Task brief:
Your answer should show every line of the material below that includes "JSON".
BEGIN
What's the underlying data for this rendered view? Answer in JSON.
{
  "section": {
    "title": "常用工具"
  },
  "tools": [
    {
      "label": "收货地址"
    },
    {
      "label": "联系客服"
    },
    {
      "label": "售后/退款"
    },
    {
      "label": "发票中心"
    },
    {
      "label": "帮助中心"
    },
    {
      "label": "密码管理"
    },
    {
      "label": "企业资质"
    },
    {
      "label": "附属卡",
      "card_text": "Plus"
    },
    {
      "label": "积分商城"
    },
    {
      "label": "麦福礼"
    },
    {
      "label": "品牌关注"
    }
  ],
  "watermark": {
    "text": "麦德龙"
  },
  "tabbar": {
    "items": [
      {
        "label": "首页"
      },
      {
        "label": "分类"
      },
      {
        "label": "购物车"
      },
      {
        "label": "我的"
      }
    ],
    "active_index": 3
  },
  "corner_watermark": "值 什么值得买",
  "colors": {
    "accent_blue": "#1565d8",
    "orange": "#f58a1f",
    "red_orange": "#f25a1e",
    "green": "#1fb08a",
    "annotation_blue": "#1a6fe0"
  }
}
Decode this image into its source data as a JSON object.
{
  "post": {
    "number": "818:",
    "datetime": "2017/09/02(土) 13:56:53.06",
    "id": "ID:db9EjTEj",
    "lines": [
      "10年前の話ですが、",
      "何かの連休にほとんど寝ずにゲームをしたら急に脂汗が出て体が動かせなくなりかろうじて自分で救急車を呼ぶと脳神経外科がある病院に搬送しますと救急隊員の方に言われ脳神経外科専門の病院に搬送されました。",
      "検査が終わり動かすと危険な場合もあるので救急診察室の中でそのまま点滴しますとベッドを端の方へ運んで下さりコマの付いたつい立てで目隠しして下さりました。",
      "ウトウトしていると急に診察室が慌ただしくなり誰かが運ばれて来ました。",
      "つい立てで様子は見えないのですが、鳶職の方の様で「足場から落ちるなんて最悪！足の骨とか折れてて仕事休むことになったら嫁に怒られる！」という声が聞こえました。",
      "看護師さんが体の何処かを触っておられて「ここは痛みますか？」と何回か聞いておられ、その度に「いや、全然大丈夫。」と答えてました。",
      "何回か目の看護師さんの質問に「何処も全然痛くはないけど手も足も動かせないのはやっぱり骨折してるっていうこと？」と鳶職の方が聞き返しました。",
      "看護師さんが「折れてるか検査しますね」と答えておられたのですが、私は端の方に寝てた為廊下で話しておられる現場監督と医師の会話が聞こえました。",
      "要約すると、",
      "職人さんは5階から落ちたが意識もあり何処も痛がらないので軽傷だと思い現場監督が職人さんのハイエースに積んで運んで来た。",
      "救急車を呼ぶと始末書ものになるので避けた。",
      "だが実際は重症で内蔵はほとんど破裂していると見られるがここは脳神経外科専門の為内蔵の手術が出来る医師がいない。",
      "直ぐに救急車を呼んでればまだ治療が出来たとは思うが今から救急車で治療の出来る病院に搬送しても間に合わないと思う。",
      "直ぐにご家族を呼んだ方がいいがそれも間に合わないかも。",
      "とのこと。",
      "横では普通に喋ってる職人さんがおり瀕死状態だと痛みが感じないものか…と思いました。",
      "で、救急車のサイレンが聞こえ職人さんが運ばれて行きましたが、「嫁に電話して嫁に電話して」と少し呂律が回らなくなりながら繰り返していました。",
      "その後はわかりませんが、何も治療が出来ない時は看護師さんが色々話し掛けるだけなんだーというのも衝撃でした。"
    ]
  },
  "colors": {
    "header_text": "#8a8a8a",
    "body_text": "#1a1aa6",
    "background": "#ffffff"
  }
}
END
Solution:
What's the underlying data for this rendered view? Answer in JSON.
Decode this image into its source data as a JSON object.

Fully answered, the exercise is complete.